20. Use highlighter strips
Highlighter strips, bright tape-like strips that students can use to follow along as they read longer books, can help upper elementary students keep their place. And keeping their place helps them read fluently.
Buy it: Highlighter Strips at Amazon
21. Teach robot vs. non-robot reading
Help students understand the prosody or expression part of fluency with a lesson on robot reading vs. fluent reading. Have students practice (silly) robot reading and then fluent reading to hear (and feel) the difference.
Learn more: Arlene Neubarth/Pinterest
22. Put on a play
Readers theater, with a script or a favorite book, is one way to practice fluent reading. Choose a book with lots of dialogue and encourage students to really feel the story.
23. Use the BEST strategy for multisyllabic word reading
When students get to multisyllabic words, they may struggle to get past longer words like “momentarily” and “topography.” Teach them a strategy to sound out longer words:

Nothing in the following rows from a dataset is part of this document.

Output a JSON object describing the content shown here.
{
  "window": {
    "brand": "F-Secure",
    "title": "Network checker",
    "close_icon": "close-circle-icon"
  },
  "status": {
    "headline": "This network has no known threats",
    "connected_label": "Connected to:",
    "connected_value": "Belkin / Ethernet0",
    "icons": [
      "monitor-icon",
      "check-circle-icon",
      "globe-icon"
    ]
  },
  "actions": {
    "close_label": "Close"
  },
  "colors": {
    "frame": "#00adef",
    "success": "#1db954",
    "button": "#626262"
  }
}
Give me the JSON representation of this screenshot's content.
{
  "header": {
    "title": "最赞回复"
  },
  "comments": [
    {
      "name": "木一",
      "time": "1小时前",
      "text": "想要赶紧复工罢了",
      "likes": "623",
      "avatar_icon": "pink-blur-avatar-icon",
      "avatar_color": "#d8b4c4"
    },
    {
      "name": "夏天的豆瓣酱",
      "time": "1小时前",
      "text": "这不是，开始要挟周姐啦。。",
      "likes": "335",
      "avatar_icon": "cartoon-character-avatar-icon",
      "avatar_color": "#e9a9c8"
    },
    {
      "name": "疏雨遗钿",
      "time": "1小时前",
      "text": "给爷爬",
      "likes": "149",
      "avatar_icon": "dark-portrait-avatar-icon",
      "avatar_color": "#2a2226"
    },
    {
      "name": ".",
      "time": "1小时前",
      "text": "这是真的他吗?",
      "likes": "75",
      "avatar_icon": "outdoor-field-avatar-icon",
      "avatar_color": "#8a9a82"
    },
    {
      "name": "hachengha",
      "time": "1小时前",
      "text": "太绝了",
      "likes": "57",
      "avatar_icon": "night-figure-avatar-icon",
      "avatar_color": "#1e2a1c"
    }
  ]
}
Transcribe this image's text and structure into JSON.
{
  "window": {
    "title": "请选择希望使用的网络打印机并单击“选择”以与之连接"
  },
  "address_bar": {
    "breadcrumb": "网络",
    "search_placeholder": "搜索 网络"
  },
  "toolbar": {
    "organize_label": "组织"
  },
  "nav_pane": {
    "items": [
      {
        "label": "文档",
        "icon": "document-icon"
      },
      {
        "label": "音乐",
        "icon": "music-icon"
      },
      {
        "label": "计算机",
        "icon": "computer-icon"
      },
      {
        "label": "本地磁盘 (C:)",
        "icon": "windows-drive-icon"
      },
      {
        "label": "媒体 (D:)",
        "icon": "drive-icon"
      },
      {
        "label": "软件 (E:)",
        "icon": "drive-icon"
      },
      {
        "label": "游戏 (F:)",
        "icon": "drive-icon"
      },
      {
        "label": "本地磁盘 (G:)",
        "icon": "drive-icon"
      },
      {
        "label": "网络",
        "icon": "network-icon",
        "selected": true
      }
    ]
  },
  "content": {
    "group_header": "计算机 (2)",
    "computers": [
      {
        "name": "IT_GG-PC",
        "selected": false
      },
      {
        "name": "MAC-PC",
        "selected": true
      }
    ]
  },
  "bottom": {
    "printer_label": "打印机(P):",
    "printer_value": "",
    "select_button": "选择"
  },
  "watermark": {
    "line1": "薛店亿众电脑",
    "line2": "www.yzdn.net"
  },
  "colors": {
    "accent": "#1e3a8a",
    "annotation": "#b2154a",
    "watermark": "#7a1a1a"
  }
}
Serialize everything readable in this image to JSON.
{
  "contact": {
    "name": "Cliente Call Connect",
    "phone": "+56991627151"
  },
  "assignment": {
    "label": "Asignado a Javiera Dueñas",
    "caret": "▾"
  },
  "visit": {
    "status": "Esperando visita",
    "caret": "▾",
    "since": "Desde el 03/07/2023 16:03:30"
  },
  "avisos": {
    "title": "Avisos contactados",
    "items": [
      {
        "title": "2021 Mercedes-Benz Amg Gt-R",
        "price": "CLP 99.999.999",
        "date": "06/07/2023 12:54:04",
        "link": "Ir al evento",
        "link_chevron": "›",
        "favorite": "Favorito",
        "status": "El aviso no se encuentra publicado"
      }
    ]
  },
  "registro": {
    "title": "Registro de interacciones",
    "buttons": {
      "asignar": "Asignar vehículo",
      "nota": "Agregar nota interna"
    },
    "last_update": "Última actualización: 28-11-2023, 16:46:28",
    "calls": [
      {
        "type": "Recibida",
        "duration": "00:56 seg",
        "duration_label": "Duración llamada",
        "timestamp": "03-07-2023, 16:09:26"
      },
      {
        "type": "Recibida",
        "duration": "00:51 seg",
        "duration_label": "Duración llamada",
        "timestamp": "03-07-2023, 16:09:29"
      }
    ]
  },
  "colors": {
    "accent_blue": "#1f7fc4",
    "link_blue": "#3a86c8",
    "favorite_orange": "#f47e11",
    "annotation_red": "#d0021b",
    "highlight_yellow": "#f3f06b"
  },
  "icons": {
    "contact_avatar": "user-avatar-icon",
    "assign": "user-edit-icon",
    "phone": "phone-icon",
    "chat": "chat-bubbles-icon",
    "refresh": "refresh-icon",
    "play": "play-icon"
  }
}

- Break the word apart into syllables.
- Examine each part.
- Say each part.
- Try the whole word.
24. Host a poetry jam
Poetry is a great way to practice fluent reading, and it can be used at any grade level. For younger kids, work with simple poems and rhymes. For older children, use poems from Shel Silverstein or Jack Pruletsky. Have each child choose a poem and practice reading it with flare, then host a poetry jam where students read the poems they’ve practiced.
Learn more: Poetry Cafe/School and the City
25. Record students’ reading
Recording audiobooks for your classroom library is one way for students to see how fluent reading benefits everyone. Have students record reading a book on an audio recording app, and save it for other teachers to use with their students.
If you liked these reading fluency activities, check out Awesome Free or Low-Cost Websites for Practicing Reading.
Plus, check out these 25 Incredible Reading Apps for Kids.